Exercise directions: Retype the listing without any alteration.

** Input follows **

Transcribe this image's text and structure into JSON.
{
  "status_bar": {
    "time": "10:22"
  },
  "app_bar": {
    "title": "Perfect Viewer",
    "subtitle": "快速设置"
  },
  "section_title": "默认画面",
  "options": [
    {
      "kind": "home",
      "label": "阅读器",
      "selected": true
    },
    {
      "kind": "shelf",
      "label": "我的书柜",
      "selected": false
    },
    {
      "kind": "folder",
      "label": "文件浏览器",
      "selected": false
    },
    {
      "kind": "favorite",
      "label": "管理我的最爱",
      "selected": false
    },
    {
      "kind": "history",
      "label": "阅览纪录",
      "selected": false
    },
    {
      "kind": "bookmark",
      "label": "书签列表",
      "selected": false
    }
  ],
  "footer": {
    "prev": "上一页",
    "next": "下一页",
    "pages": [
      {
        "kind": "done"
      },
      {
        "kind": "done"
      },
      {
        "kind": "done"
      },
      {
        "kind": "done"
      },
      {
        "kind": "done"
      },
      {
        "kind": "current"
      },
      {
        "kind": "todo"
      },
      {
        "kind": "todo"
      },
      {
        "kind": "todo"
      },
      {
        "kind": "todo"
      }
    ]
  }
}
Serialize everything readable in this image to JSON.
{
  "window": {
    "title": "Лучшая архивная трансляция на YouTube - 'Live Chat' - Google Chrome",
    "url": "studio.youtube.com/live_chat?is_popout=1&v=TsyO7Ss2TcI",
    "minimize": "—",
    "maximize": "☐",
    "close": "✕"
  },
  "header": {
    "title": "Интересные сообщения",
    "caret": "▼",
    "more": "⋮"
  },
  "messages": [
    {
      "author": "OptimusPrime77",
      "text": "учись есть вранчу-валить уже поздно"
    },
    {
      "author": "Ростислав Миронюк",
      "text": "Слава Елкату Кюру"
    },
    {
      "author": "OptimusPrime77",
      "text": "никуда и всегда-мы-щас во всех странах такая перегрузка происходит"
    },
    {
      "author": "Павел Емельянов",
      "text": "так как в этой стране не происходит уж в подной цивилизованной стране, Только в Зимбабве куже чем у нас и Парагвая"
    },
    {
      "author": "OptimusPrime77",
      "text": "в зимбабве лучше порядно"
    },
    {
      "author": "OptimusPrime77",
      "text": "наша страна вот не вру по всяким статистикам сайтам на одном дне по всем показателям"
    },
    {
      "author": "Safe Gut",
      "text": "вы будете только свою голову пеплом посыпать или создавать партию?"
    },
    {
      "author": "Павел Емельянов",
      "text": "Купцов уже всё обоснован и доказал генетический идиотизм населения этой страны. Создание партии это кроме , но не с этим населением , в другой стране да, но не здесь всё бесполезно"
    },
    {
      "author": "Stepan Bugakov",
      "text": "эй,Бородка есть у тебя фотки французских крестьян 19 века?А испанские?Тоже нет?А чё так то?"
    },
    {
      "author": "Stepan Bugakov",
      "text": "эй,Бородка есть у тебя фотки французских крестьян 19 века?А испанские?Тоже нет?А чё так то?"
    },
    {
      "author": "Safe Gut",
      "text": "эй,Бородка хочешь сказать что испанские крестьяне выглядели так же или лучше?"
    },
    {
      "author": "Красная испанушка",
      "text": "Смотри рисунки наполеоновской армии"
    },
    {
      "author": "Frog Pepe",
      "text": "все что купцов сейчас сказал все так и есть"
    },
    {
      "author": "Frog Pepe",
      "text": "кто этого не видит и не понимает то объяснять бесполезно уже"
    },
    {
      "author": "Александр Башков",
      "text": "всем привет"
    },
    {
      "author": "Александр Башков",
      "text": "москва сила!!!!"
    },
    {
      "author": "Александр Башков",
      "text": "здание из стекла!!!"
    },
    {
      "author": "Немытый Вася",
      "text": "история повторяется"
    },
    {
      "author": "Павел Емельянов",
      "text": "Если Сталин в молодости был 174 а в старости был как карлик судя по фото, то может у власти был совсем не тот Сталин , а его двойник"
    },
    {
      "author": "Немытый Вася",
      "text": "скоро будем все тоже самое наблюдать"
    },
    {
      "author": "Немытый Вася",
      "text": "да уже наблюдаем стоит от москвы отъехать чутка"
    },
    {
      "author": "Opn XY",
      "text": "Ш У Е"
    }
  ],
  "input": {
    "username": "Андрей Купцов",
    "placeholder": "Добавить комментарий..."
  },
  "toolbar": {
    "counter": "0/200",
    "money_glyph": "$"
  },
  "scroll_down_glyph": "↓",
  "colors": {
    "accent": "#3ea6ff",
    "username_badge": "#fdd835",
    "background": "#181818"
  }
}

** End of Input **

Completed task:
Transcribe this image's text and structure into JSON.
{
  "status_bar": {
    "time": "10:22"
  },
  "app_bar": {
    "title": "Perfect Viewer",
    "subtitle": "快速设置"
  },
  "section_title": "默认画面",
  "options": [
    {
      "kind": "home",
      "label": "阅读器",
      "selected": true
    },
    {
      "kind": "shelf",
      "label": "我的书柜",
      "selected": false
    },
    {
      "kind": "folder",
      "label": "文件浏览器",
      "selected": false
    },
    {
      "kind": "favorite",
      "label": "管理我的最爱",
      "selected": false
    },
    {
      "kind": "history",
      "label": "阅览纪录",
      "selected": false
    },
    {
      "kind": "bookmark",
      "label": "书签列表",
      "selected": false
    }
  ],
  "footer": {
    "prev": "上一页",
    "next": "下一页",
    "pages": [
      {
        "kind": "done"
      },
      {
        "kind": "done"
      },
      {
        "kind": "done"
      },
      {
        "kind": "done"
      },
      {
        "kind": "done"
      },
      {
        "kind": "current"
      },
      {
        "kind": "todo"
      },
      {
        "kind": "todo"
      },
      {
        "kind": "todo"
      },
      {
        "kind": "todo"
      }
    ]
  }
}
Serialize everything readable in this image to JSON.
{
  "window": {
    "title": "Лучшая архивная трансляция на YouTube - 'Live Chat' - Google Chrome",
    "url": "studio.youtube.com/live_chat?is_popout=1&v=TsyO7Ss2TcI",
    "minimize": "—",
    "maximize": "☐",
    "close": "✕"
  },
  "header": {
    "title": "Интересные сообщения",
    "caret": "▼",
    "more": "⋮"
  },
  "messages": [
    {
      "author": "OptimusPrime77",
      "text": "учись есть вранчу-валить уже поздно"
    },
    {
      "author": "Ростислав Миронюк",
      "text": "Слава Елкату Кюру"
    },
    {
      "author": "OptimusPrime77",
      "text": "никуда и всегда-мы-щас во всех странах такая перегрузка происходит"
    },
    {
      "author": "Павел Емельянов",
      "text": "так как в этой стране не происходит уж в подной цивилизованной стране, Только в Зимбабве куже чем у нас и Парагвая"
    },
    {
      "author": "OptimusPrime77",
      "text": "в зимбабве лучше порядно"
    },
    {
      "author": "OptimusPrime77",
      "text": "наша страна вот не вру по всяким статистикам сайтам на одном дне по всем показателям"
    },
    {
      "author": "Safe Gut",
      "text": "вы будете только свою голову пеплом посыпать или создавать партию?"
    },
    {
      "author": "Павел Емельянов",
      "text": "Купцов уже всё обоснован и доказал генетический идиотизм населения этой страны. Создание партии это кроме , но не с этим населением , в другой стране да, но не здесь всё бесполезно"
    },
    {
      "author": "Stepan Bugakov",
      "text": "эй,Бородка есть у тебя фотки французских крестьян 19 века?А испанские?Тоже нет?А чё так то?"
    },
    {
      "author": "Stepan Bugakov",
      "text": "эй,Бородка есть у тебя фотки французских крестьян 19 века?А испанские?Тоже нет?А чё так то?"
    },
    {
      "author": "Safe Gut",
      "text": "эй,Бородка хочешь сказать что испанские крестьяне выглядели так же или лучше?"
    },
    {
      "author": "Красная испанушка",
      "text": "Смотри рисунки наполеоновской армии"
    },
    {
      "author": "Frog Pepe",
      "text": "все что купцов сейчас сказал все так и есть"
    },
    {
      "author": "Frog Pepe",
      "text": "кто этого не видит и не понимает то объяснять бесполезно уже"
    },
    {
      "author": "Александр Башков",
      "text": "всем привет"
    },
    {
      "author": "Александр Башков",
      "text": "москва сила!!!!"
    },
    {
      "author": "Александр Башков",
      "text": "здание из стекла!!!"
    },
    {
      "author": "Немытый Вася",
      "text": "история повторяется"
    },
    {
      "author": "Павел Емельянов",
      "text": "Если Сталин в молодости был 174 а в старости был как карлик судя по фото, то может у власти был совсем не тот Сталин , а его двойник"
    },
    {
      "author": "Немытый Вася",
      "text": "скоро будем все тоже самое наблюдать"
    },
    {
      "author": "Немытый Вася",
      "text": "да уже наблюдаем стоит от москвы отъехать чутка"
    },
    {
      "author": "Opn XY",
      "text": "Ш У Е"
    }
  ],
  "input": {
    "username": "Андрей Купцов",
    "placeholder": "Добавить комментарий..."
  },
  "toolbar": {
    "counter": "0/200",
    "money_glyph": "$"
  },
  "scroll_down_glyph": "↓",
  "colors": {
    "accent": "#3ea6ff",
    "username_badge": "#fdd835",
    "background": "#181818"
  }
}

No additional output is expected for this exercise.